Problem:
Every entry, start to finish, should be printed verbatim without pictures.

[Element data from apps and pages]
++++++++++++++++++++

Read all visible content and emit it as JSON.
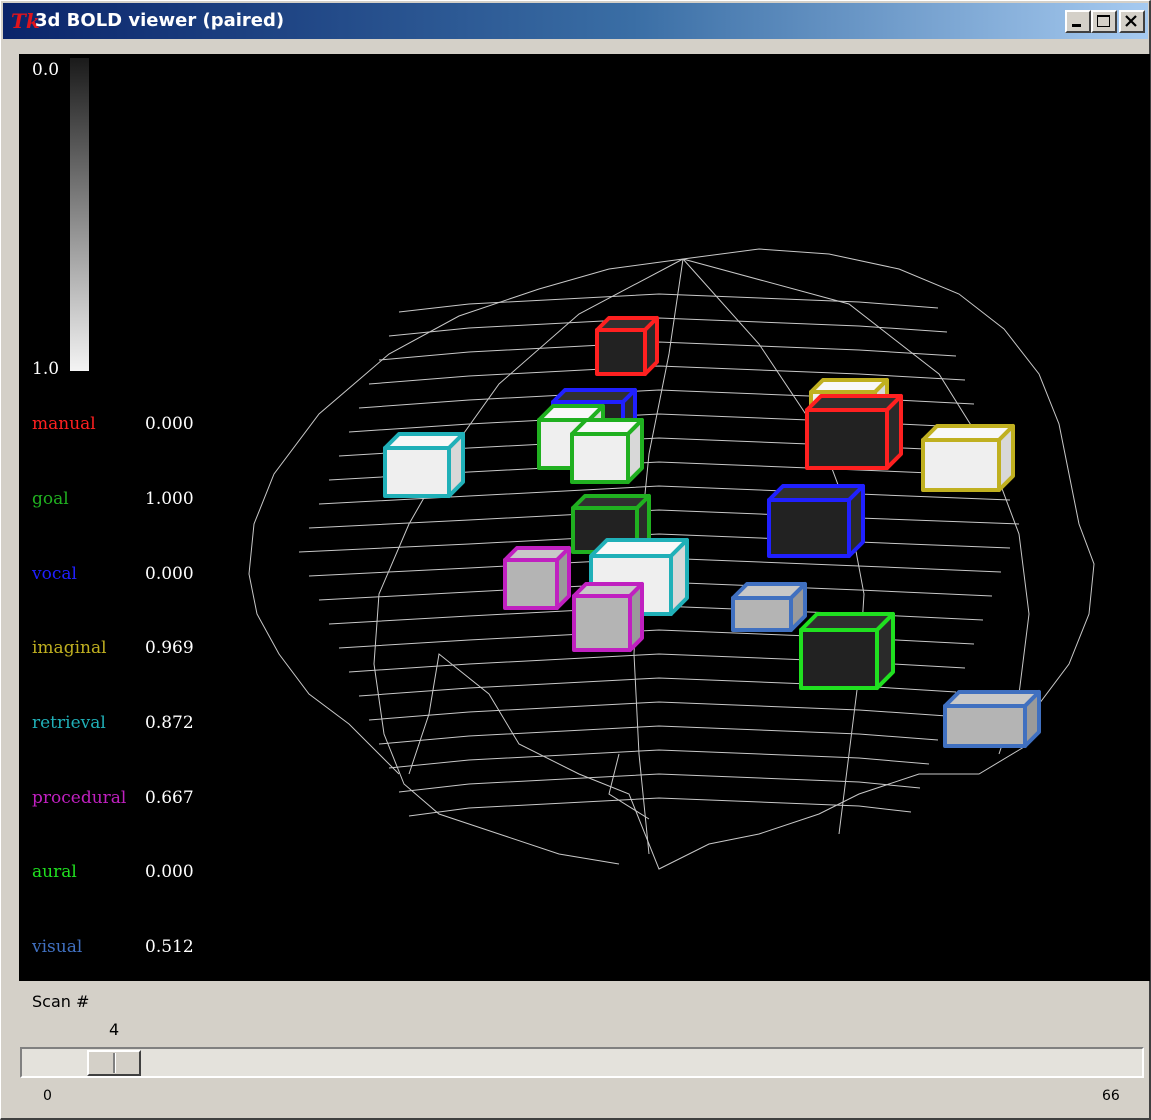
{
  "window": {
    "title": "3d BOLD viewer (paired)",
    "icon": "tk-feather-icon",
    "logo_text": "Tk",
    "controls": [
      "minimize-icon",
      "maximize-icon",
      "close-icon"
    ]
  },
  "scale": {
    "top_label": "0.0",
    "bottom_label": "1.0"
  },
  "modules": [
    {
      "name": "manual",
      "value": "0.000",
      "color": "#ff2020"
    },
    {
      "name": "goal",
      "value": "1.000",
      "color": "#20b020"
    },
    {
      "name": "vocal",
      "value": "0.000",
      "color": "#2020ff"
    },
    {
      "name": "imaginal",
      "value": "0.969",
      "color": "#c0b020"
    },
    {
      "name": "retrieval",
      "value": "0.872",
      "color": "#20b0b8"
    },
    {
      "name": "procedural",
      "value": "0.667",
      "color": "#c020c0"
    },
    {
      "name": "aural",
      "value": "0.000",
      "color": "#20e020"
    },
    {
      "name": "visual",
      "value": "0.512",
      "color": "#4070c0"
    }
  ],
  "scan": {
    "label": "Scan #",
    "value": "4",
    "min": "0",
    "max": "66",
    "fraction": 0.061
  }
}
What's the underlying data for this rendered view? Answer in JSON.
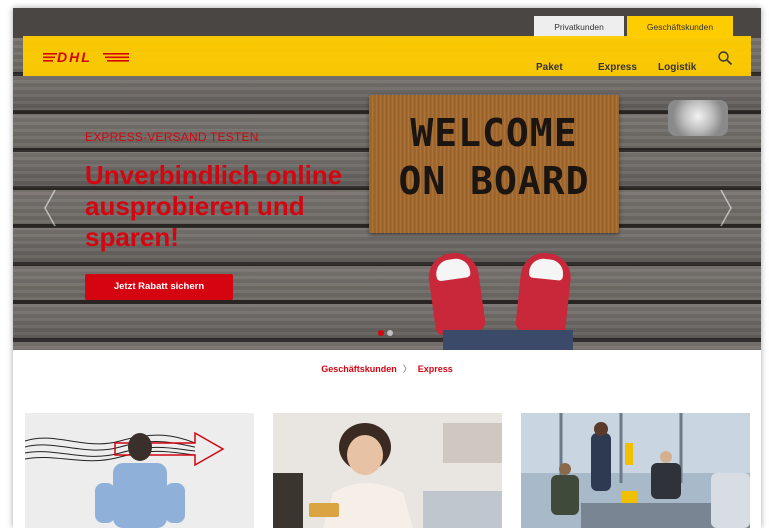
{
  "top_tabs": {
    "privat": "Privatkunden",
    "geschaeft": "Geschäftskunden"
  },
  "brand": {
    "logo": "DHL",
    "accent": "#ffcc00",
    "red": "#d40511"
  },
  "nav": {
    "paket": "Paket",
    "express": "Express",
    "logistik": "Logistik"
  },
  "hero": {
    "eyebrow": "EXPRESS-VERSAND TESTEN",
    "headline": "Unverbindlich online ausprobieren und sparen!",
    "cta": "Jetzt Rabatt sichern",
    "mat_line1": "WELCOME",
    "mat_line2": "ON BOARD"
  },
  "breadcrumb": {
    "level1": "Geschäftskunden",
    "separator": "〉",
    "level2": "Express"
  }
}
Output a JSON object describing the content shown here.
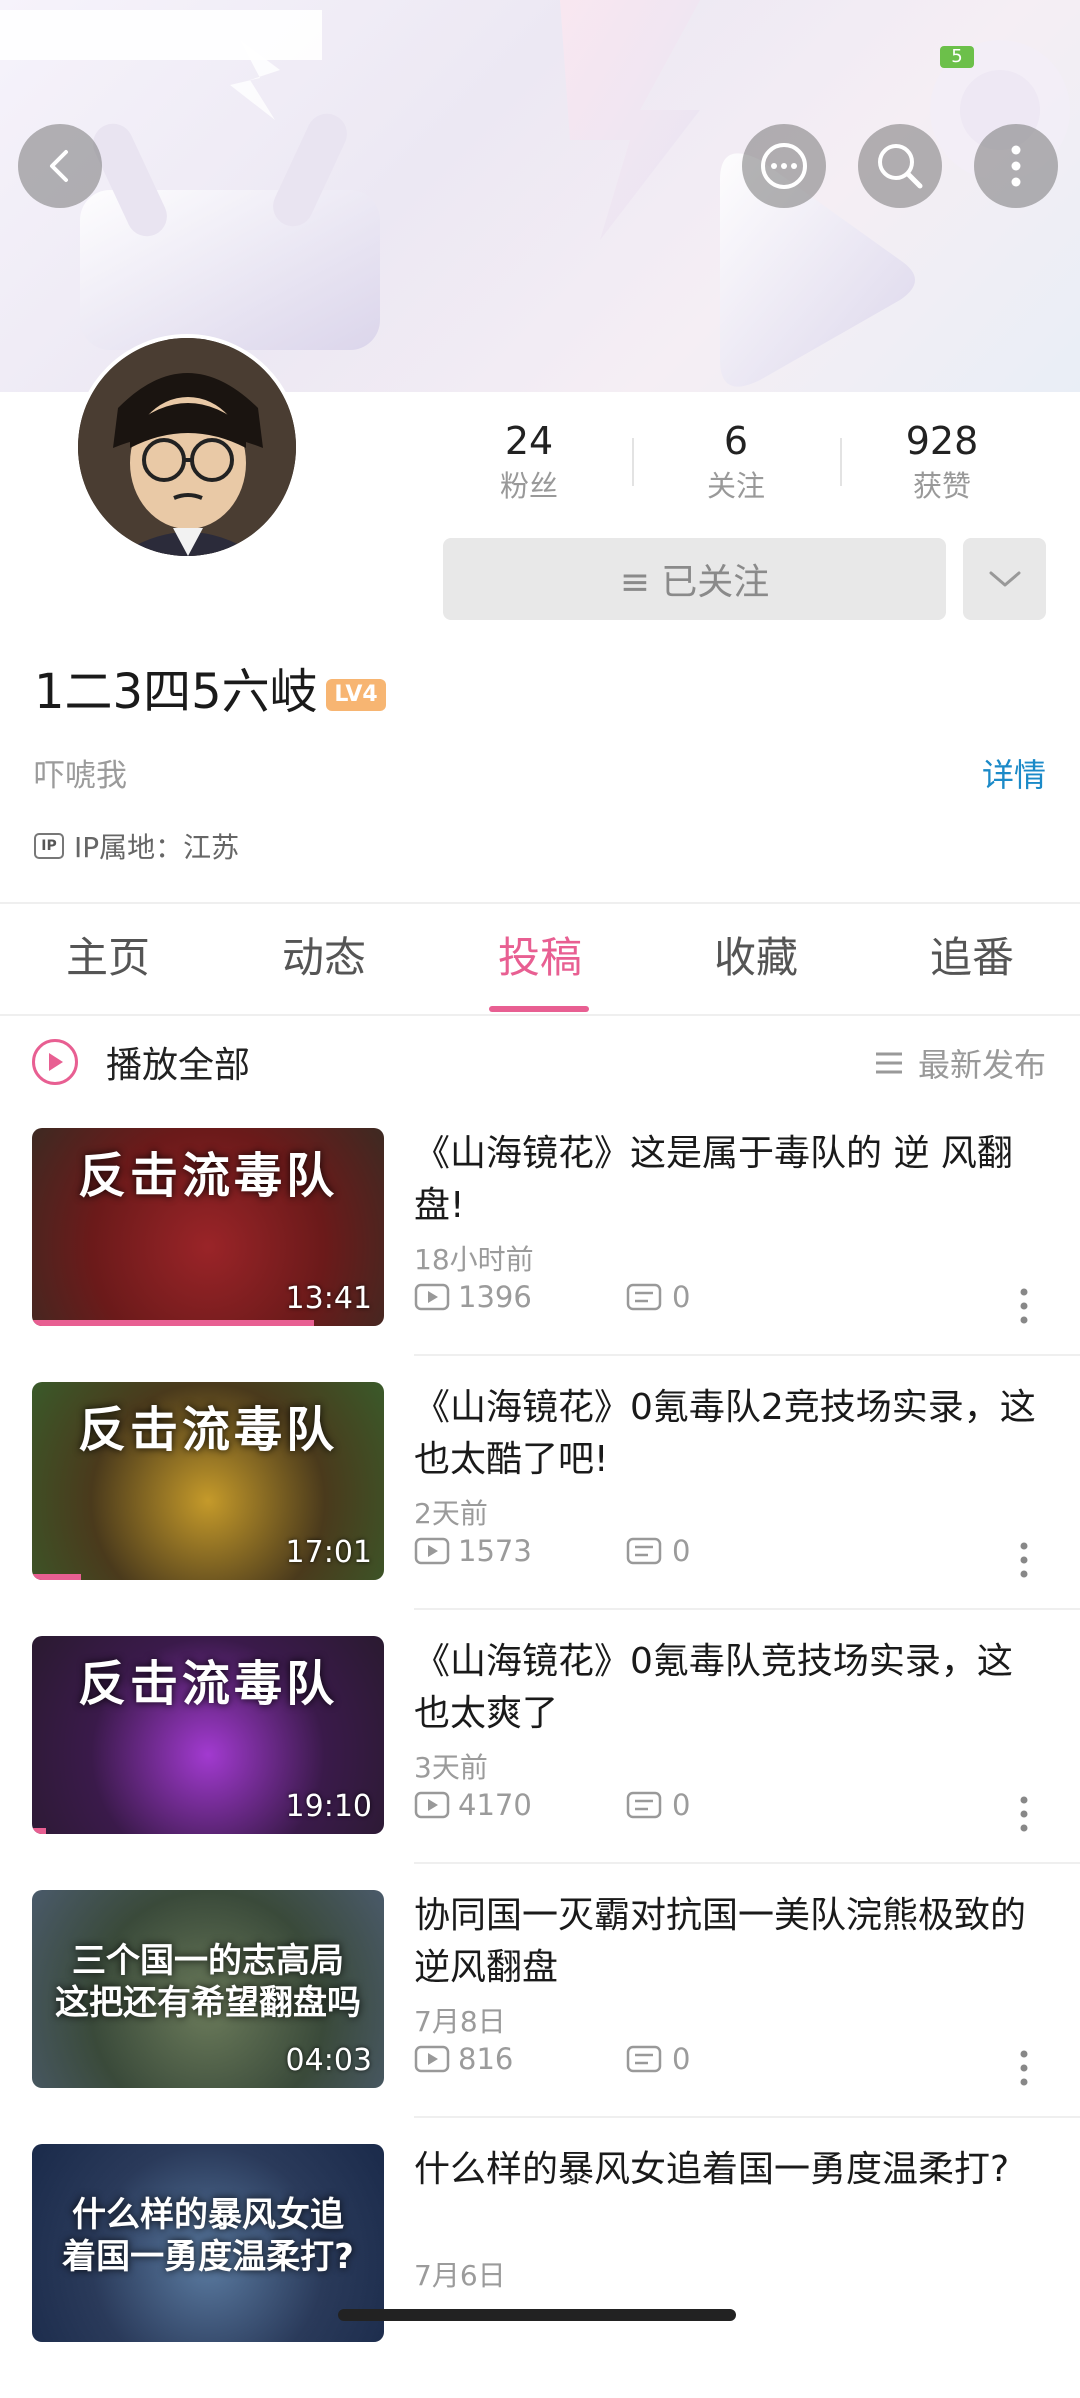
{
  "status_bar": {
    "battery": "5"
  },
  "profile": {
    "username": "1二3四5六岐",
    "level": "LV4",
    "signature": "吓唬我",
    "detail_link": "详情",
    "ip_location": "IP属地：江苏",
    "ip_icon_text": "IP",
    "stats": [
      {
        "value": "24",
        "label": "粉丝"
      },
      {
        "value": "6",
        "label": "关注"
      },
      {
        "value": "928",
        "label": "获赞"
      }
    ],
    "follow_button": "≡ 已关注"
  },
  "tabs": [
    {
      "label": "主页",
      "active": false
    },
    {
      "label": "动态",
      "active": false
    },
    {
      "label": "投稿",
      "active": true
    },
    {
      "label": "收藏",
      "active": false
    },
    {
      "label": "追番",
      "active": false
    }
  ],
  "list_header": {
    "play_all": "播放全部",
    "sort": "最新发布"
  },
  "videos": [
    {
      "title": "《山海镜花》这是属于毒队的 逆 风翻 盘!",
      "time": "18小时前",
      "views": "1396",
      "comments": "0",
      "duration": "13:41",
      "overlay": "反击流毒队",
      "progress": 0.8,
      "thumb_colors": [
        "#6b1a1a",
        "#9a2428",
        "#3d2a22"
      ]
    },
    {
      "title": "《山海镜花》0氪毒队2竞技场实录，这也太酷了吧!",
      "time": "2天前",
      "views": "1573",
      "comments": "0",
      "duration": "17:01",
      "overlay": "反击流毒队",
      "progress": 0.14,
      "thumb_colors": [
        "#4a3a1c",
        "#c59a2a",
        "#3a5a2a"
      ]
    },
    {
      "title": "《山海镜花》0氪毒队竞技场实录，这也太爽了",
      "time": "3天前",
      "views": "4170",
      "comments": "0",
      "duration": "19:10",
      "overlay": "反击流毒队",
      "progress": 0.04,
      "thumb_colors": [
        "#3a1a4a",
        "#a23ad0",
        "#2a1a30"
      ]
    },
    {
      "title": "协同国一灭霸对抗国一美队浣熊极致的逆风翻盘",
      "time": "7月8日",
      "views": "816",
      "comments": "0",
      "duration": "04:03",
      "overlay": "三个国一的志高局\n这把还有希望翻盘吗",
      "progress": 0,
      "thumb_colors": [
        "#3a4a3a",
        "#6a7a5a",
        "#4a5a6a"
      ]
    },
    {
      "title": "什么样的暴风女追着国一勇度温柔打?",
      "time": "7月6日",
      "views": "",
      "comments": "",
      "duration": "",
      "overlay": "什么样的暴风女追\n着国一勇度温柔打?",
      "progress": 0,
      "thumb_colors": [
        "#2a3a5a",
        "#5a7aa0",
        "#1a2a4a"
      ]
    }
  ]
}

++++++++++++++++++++

Reply:
Read all visible content and emit it as JSON.
{
  "window": {
    "title": "3d BOLD viewer (paired)",
    "icon": "tk-feather-icon",
    "logo_text": "Tk",
    "controls": [
      "minimize-icon",
      "maximize-icon",
      "close-icon"
    ]
  },
  "scale": {
    "top_label": "0.0",
    "bottom_label": "1.0"
  },
  "modules": [
    {
      "name": "manual",
      "value": "0.000",
      "color": "#ff2020"
    },
    {
      "name": "goal",
      "value": "1.000",
      "color": "#20b020"
    },
    {
      "name": "vocal",
      "value": "0.000",
      "color": "#2020ff"
    },
    {
      "name": "imaginal",
      "value": "0.969",
      "color": "#c0b020"
    },
    {
      "name": "retrieval",
      "value": "0.872",
      "color": "#20b0b8"
    },
    {
      "name": "procedural",
      "value": "0.667",
      "color": "#c020c0"
    },
    {
      "name": "aural",
      "value": "0.000",
      "color": "#20e020"
    },
    {
      "name": "visual",
      "value": "0.512",
      "color": "#4070c0"
    }
  ],
  "scan": {
    "label": "Scan #",
    "value": "4",
    "min": "0",
    "max": "66",
    "fraction": 0.061
  }
}
What's the underlying data for this rendered view? Answer in JSON.
{
  "top_tabs": {
    "privat": "Privatkunden",
    "geschaeft": "Geschäftskunden"
  },
  "brand": {
    "logo": "DHL",
    "accent": "#ffcc00",
    "red": "#d40511"
  },
  "nav": {
    "paket": "Paket",
    "express": "Express",
    "logistik": "Logistik"
  },
  "hero": {
    "eyebrow": "EXPRESS-VERSAND TESTEN",
    "headline": "Unverbindlich online ausprobieren und sparen!",
    "cta": "Jetzt Rabatt sichern",
    "mat_line1": "WELCOME",
    "mat_line2": "ON BOARD"
  },
  "breadcrumb": {
    "level1": "Geschäftskunden",
    "separator": "〉",
    "level2": "Express"
  }
}
Output a JSON object describing the content shown here.
{
  "status_bar": {
    "battery": "5"
  },
  "profile": {
    "username": "1二3四5六岐",
    "level": "LV4",
    "signature": "吓唬我",
    "detail_link": "详情",
    "ip_location": "IP属地：江苏",
    "ip_icon_text": "IP",
    "stats": [
      {
        "value": "24",
        "label": "粉丝"
      },
      {
        "value": "6",
        "label": "关注"
      },
      {
        "value": "928",
        "label": "获赞"
      }
    ],
    "follow_button": "≡ 已关注"
  },
  "tabs": [
    {
      "label": "主页",
      "active": false
    },
    {
      "label": "动态",
      "active": false
    },
    {
      "label": "投稿",
      "active": true
    },
    {
      "label": "收藏",
      "active": false
    },
    {
      "label": "追番",
      "active": false
    }
  ],
  "list_header": {
    "play_all": "播放全部",
    "sort": "最新发布"
  },
  "videos": [
    {
      "title": "《山海镜花》这是属于毒队的 逆 风翻 盘!",
      "time": "18小时前",
      "views": "1396",
      "comments": "0",
      "duration": "13:41",
      "overlay": "反击流毒队",
      "progress": 0.8,
      "thumb_colors": [
        "#6b1a1a",
        "#9a2428",
        "#3d2a22"
      ]
    },
    {
      "title": "《山海镜花》0氪毒队2竞技场实录，这也太酷了吧!",
      "time": "2天前",
      "views": "1573",
      "comments": "0",
      "duration": "17:01",
      "overlay": "反击流毒队",
      "progress": 0.14,
      "thumb_colors": [
        "#4a3a1c",
        "#c59a2a",
        "#3a5a2a"
      ]
    },
    {
      "title": "《山海镜花》0氪毒队竞技场实录，这也太爽了",
      "time": "3天前",
      "views": "4170",
      "comments": "0",
      "duration": "19:10",
      "overlay": "反击流毒队",
      "progress": 0.04,
      "thumb_colors": [
        "#3a1a4a",
        "#a23ad0",
        "#2a1a30"
      ]
    },
    {
      "title": "协同国一灭霸对抗国一美队浣熊极致的逆风翻盘",
      "time": "7月8日",
      "views": "816",
      "comments": "0",
      "duration": "04:03",
      "overlay": "三个国一的志高局\n这把还有希望翻盘吗",
      "progress": 0,
      "thumb_colors": [
        "#3a4a3a",
        "#6a7a5a",
        "#4a5a6a"
      ]
    },
    {
      "title": "什么样的暴风女追着国一勇度温柔打?",
      "time": "7月6日",
      "views": "",
      "comments": "",
      "duration": "",
      "overlay": "什么样的暴风女追\n着国一勇度温柔打?",
      "progress": 0,
      "thumb_colors": [
        "#2a3a5a",
        "#5a7aa0",
        "#1a2a4a"
      ]
    }
  ]
}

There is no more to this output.